## YOUR INSTRUCTIONS:
Check each line of the entries below for the string "Sheila"; copy every line where it appears.

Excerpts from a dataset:
== == ==
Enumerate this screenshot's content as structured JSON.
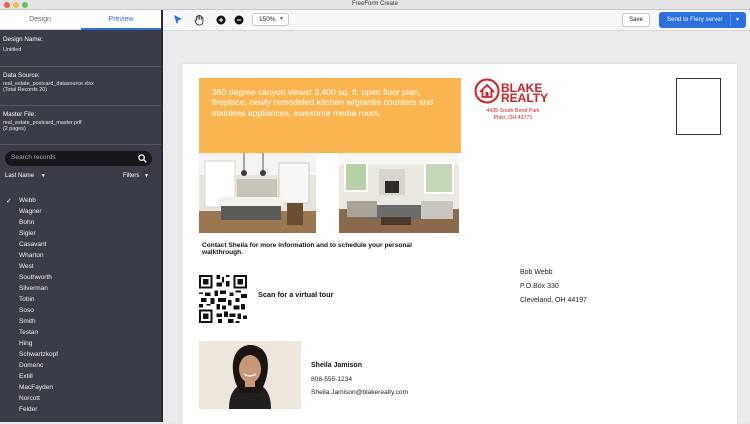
{
  "app": {
    "title": "FreeForm Create"
  },
  "sidebar": {
    "tabs": [
      {
        "label": "Design"
      },
      {
        "label": "Preview"
      }
    ],
    "design_name_label": "Design Name:",
    "design_name_value": "Untitled",
    "data_source_label": "Data Source:",
    "data_source_value": "real_estate_postcard_datasource.xlsx",
    "data_source_records": "(Total Records 20)",
    "master_file_label": "Master File:",
    "master_file_value": "real_estate_postcard_master.pdf",
    "master_file_pages": "(2 pages)",
    "search_placeholder": "Search records",
    "sort_label": "Last Name",
    "filters_label": "Filters",
    "records": [
      "Webb",
      "Wagner",
      "Bohn",
      "Sigler",
      "Casavant",
      "Wharton",
      "West",
      "Southworth",
      "Silverman",
      "Tobin",
      "Soso",
      "Smith",
      "Testan",
      "Hing",
      "Schwartzkopf",
      "Domenc",
      "Extill",
      "MacFayden",
      "Norcott",
      "Felder"
    ],
    "selected_record": "Webb"
  },
  "toolbar": {
    "zoom_value": "150%",
    "save_label": "Save",
    "send_label": "Send to Fiery server"
  },
  "postcard": {
    "headline": "360 degree canyon views! 3,400 sq. ft. open floor plan, fireplace, newly remodeled kitchen w/granite counters and stainless appliances, awesome media room.",
    "brand_name": "BLAKE",
    "brand_name2": "REALTY",
    "brand_address_1": "4435 South Bend Park",
    "brand_address_2": "Philo, OH 43771",
    "contact_text": "Contact Sheila for more information and to schedule your personal walkthrough.",
    "scan_text": "Scan for a virtual tour",
    "recipient_name": "Bob Webb",
    "recipient_street": "P.O.Box 330",
    "recipient_city": "Cleveland, OH 44197",
    "agent_name": "Sheila Jamison",
    "agent_phone": "808-555-1234",
    "agent_email": "Sheila.Jamison@blakerealty.com"
  },
  "colors": {
    "accent": "#2d6fdc",
    "sidebar_bg": "#3a3d47",
    "headline_bg": "#fbb550",
    "brand_red": "#d32027"
  },
  "icons": [
    "select-arrow-icon",
    "hand-pan-icon",
    "zoom-in-icon",
    "zoom-out-icon",
    "search-icon",
    "chevron-down-icon",
    "checkmark-icon",
    "house-logo-icon"
  ]
}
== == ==
## WRITTEN SOLUTION:
    "contact_text": "Contact Sheila for more information and to schedule your personal walkthrough.",
    "agent_name": "Sheila Jamison",
    "agent_email": "Sheila.Jamison@blakerealty.com"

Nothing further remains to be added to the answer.